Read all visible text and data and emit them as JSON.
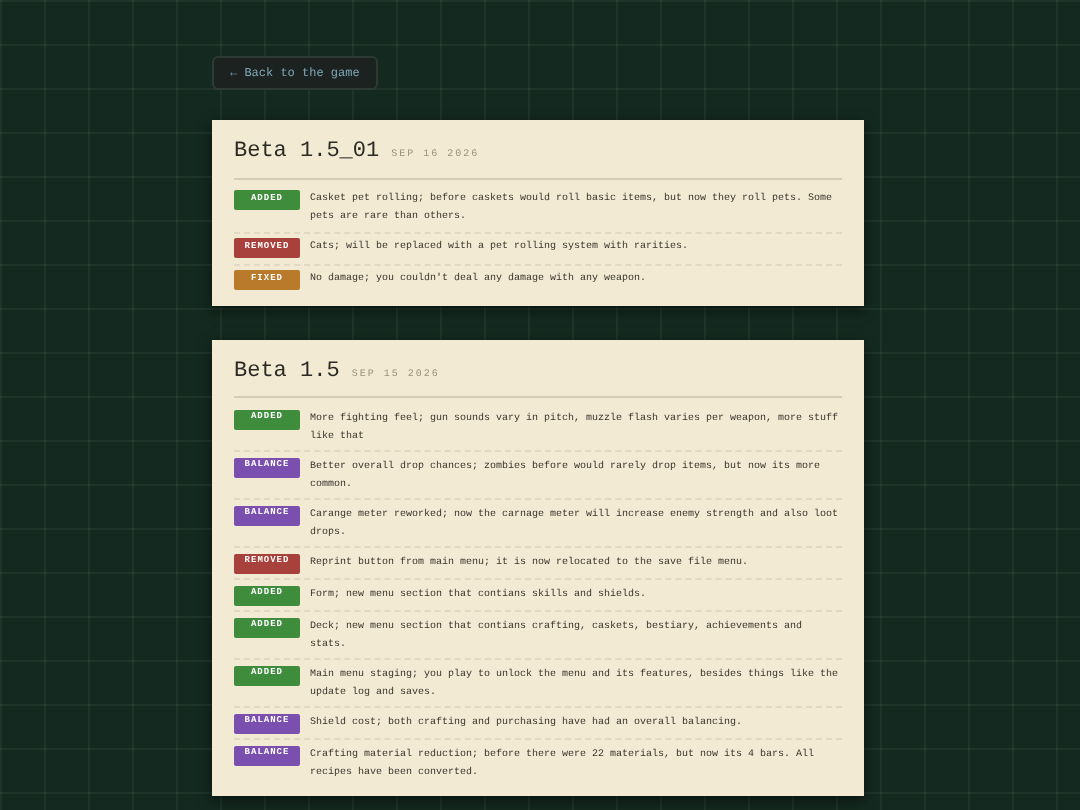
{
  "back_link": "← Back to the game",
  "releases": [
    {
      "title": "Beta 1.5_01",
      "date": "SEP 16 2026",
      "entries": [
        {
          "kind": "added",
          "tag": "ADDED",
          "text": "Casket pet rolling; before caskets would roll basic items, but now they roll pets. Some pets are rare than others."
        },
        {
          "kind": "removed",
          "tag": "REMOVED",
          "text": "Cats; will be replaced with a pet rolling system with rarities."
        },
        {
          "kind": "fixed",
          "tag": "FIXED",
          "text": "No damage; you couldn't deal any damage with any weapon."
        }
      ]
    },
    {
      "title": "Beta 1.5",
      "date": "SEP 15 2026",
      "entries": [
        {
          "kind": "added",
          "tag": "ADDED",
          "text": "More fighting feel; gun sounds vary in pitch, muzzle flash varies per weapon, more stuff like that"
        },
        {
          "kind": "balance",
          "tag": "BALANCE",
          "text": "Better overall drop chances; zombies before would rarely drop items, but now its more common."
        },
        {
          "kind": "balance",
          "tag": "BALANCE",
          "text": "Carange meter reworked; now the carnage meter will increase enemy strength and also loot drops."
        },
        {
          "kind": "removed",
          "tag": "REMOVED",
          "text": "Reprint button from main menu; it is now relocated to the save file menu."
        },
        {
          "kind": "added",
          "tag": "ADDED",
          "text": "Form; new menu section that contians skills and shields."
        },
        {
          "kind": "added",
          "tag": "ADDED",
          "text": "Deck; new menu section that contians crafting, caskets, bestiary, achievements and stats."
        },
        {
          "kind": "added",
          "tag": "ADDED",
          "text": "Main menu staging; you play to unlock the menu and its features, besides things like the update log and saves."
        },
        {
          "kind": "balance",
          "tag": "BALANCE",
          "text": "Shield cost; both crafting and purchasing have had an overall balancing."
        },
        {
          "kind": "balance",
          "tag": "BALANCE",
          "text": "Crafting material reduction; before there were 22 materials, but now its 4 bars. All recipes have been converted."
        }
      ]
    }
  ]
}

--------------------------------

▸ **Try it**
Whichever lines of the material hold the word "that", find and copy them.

▸ **Result**
          "text": "More fighting feel; gun sounds vary in pitch, muzzle flash varies per weapon, more stuff like that"
          "text": "Form; new menu section that contians skills and shields."
          "text": "Deck; new menu section that contians crafting, caskets, bestiary, achievements and stats."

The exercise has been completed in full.